Agency: Schiavo wasn't abused, exploited
State investigators found no evidence that Terri Schiavo had been abused or exploited by either side of her family, according to documents released by Florida's Department of Children & Families.
The agency investigated 89 complaints dating to 2001, when Schiavo's feeding tube was removed for the first time and the legal battle surrounding her right-to-die case intensified.
The calls alleged that the brain-damaged woman was being mistreated by her husband and her parents for financial gain. One complaint alleged that Schiavo's parents were selling videos of her through a Web site; another said Schiavo's husband wasn't spending money intended for her rehabilitation.
But investigators said they found no evidence that either her husband or parents were exploiting her, and often noted in their records that they found Schiavo well cared for on their visits to her Pinellas Park hospice.
The agency released the records Friday under court order.
Reports: Airport security hasn't improved

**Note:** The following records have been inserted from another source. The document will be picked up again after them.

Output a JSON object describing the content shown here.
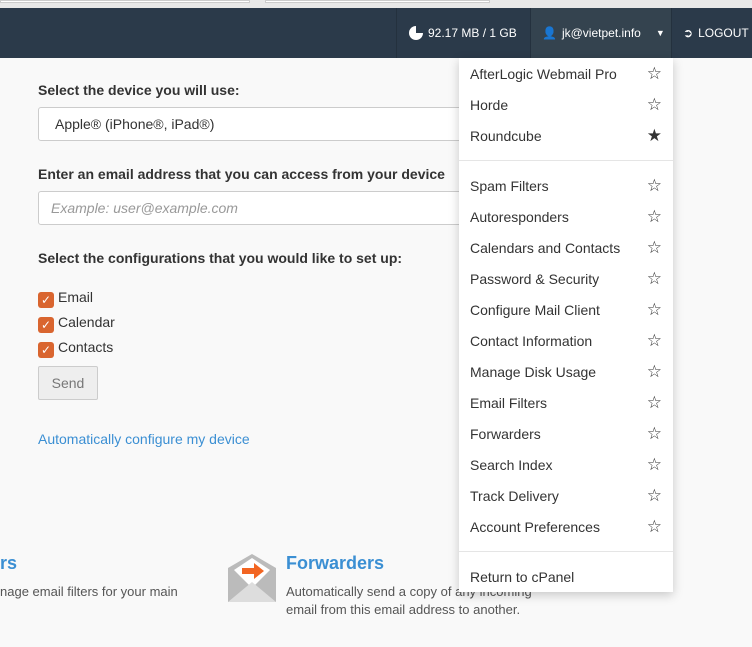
{
  "navbar": {
    "disk_usage": "92.17 MB / 1 GB",
    "user": "jk@vietpet.info",
    "logout": "LOGOUT"
  },
  "form": {
    "device_label": "Select the device you will use:",
    "device_value": "Apple® (iPhone®, iPad®)",
    "email_label": "Enter an email address that you can access from your device",
    "email_placeholder": "Example: user@example.com",
    "config_label": "Select the configurations that you would like to set up:",
    "options": [
      {
        "label": "Email",
        "checked": true
      },
      {
        "label": "Calendar",
        "checked": true
      },
      {
        "label": "Contacts",
        "checked": true
      }
    ],
    "send": "Send",
    "auto_link": "Automatically configure my device"
  },
  "tiles": [
    {
      "title": "rs",
      "desc": "nage email filters for your main"
    },
    {
      "title": "Forwarders",
      "desc1": "Automatically send a copy of any incoming",
      "desc2": "email from this email address to another."
    }
  ],
  "menu": {
    "webmail": [
      {
        "label": "AfterLogic Webmail Pro",
        "starred": false
      },
      {
        "label": "Horde",
        "starred": false
      },
      {
        "label": "Roundcube",
        "starred": true
      }
    ],
    "tools": [
      {
        "label": "Spam Filters"
      },
      {
        "label": "Autoresponders"
      },
      {
        "label": "Calendars and Contacts"
      },
      {
        "label": "Password & Security"
      },
      {
        "label": "Configure Mail Client"
      },
      {
        "label": "Contact Information"
      },
      {
        "label": "Manage Disk Usage"
      },
      {
        "label": "Email Filters"
      },
      {
        "label": "Forwarders"
      },
      {
        "label": "Search Index"
      },
      {
        "label": "Track Delivery"
      },
      {
        "label": "Account Preferences"
      }
    ],
    "return": "Return to cPanel"
  }
}
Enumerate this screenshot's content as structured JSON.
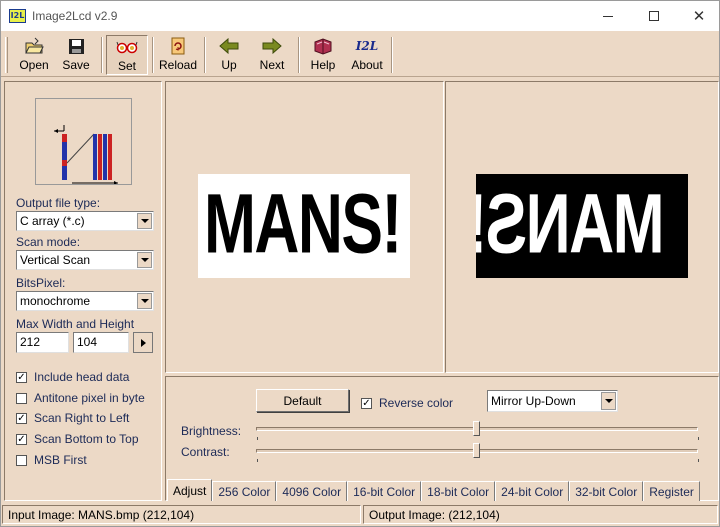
{
  "window": {
    "title": "Image2Lcd v2.9",
    "app_icon_text": "I2L"
  },
  "toolbar": {
    "buttons": [
      {
        "label": "Open",
        "icon": "open-folder-icon"
      },
      {
        "label": "Save",
        "icon": "floppy-disk-icon"
      },
      {
        "label": "Set",
        "icon": "glasses-icon",
        "pressed": true
      },
      {
        "label": "Reload",
        "icon": "reload-icon"
      },
      {
        "label": "Up",
        "icon": "arrow-left-icon"
      },
      {
        "label": "Next",
        "icon": "arrow-right-icon"
      },
      {
        "label": "Help",
        "icon": "help-book-icon"
      },
      {
        "label": "About",
        "icon": "i2l-logo-icon"
      }
    ],
    "about_logo_text": "I2L"
  },
  "settings": {
    "output_file_type_label": "Output file type:",
    "output_file_type_value": "C array (*.c)",
    "scan_mode_label": "Scan mode:",
    "scan_mode_value": "Vertical Scan",
    "bits_pixel_label": "BitsPixel:",
    "bits_pixel_value": "monochrome",
    "max_size_label": "Max Width and Height",
    "max_width": "212",
    "max_height": "104",
    "checkboxes": [
      {
        "label": "Include head data",
        "checked": true
      },
      {
        "label": "Antitone pixel in byte",
        "checked": false
      },
      {
        "label": "Scan Right to Left",
        "checked": true
      },
      {
        "label": "Scan Bottom to Top",
        "checked": true
      },
      {
        "label": "MSB First",
        "checked": false
      }
    ]
  },
  "preview": {
    "input_text": "MANS!",
    "output_text": "MANS!"
  },
  "adjust": {
    "default_label": "Default",
    "reverse_color_label": "Reverse color",
    "reverse_color_checked": true,
    "mirror_value": "Mirror Up-Down",
    "brightness_label": "Brightness:",
    "contrast_label": "Contrast:",
    "brightness_level": 0.5,
    "contrast_level": 0.5
  },
  "tabs": [
    "Adjust",
    "256 Color",
    "4096 Color",
    "16-bit Color",
    "18-bit Color",
    "24-bit Color",
    "32-bit Color",
    "Register"
  ],
  "status": {
    "input": "Input Image: MANS.bmp (212,104)",
    "output": "Output Image: (212,104)"
  },
  "colors": {
    "face": "#ecd9c6",
    "label_text": "#1c2a57"
  }
}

Security at U.S. airports is no better under federal control than it was before the Sept. 11 attacks, a key House member says two government reports will conclude.
The Government Accountability Office -- the investigative arm of Congress -- and the Homeland Security Department's inspector general are expected to soon release their findings on the performance of Transportation Security Administration screeners.
"A lot of people will be shocked at the billions of dollars we've spent and the results they're going to see, which confirm previous examinations of the Soviet-style screening system we've put in place," Rep. John Mica, R-Fla., told The Associated Press on Friday.
Mica chairs the House aviation subcommittee and was briefed on the reports.
The TSA won't comment on the specifics of the reports until they are released, spokesman Mark Hatfield Jr. said.
Officials say student fell from fifth-floor ledge
A U.S. Naval Academy student found dead earlier this month fell more than 60 feet from his dormitory's fifth-floor ledge, academy officials said.
The body of Midshipman 2nd Class Jay Michael Dixon, 21, of Destrehan, La., was discovered April 9 outside the building that houses the school's 4,000 midshipmen. He was pronounced dead at the scene.
Academy officials said Friday they found no evidence of foul play.
Dixon, a third-year midshipman, was a physics major and a member of the campus radio station. He joined the academy "because he loved his country dearly," his aunt, Donna Hendley, told The Washington Post.
In February, a judge dismissed a wrongful death lawsuit against the Navy filed by the family of a student who had fallen more than 50 feet from his dorm window in 2002. Since then, safety devices have been installed on windows.
Lawsuit: AOL monitor seduced teen online
An Internet chat room monitor hired to keep children safe from sexual predators seduced a California girl online and was about to meet her for sex when he was found out by a co-worker, a lawsuit charges.
According to documents filed April 1 in Los Angeles Superior Court, the online relationship began when the girl was 15. She met the AOL employee in a children's chat room and confided in him about her parents' divorce and her troubles making friends.
They were preparing to meet on the girl's 17th birthday when one of the monitor's co-workers became suspicious and prevented the encounter.
The lawsuit charges AOL and its parent company, Time Warner Inc., with failing to supervise the employee and of falsely advertising that its online service was safe for children.
America Online spokesman Nicholas Graham said the company fired the monitor and contacted authorities after learning of the situation in April 2003. The man, who was 23 when he met the girl online, has not been charged with a crime.
Newspaper warns about comic's content
The Star Tribune warned its readers Saturday that some might be offended by a comic strip about the Red Lake Indian Reservation shootings.
In the syndicated "La Cucaracha" strip that also ran Saturday, a teacher asks what President Bush might have said to console those affected by the shootings last month which left 10 people dead, including the teenage gunman.
One student answers, "I'm really so sorry you're not an Anglo suburban reservation." Another says, "You shoulda stuck to arrows." A third says, "Pow? Wow!"
Editor Anders Gyllenhaal, in a note to readers, said the paper was not aware of the topic of the comic strip until after the section had been preprinted. He said the paper gives broad latitude to comics and rarely pulls a strip, but it wanted to recognize that some readers could find the cartoon inappropriate.
Earthquake shakes southern part of state
A magnitude-5.1 earthquake struck in Southern California on Saturday and could be felt dozens of miles away in downtown Los Angeles, but there were no immediate reports of injuries or damage.
The quake struck at 12:18 p.m. and was centered about 13 miles east of Maricopa and 25 miles south-southwest of Bakersfield, according to a preliminary report from the U.S. Geological Survey.
Maricopa is about 85 miles northwest of Los Angeles.
There were no immediate reports of damage or injuries, a Kern County Sheriff's Department supervisor said. A spokesman for the Los Angeles city fire department said he received no damage reports.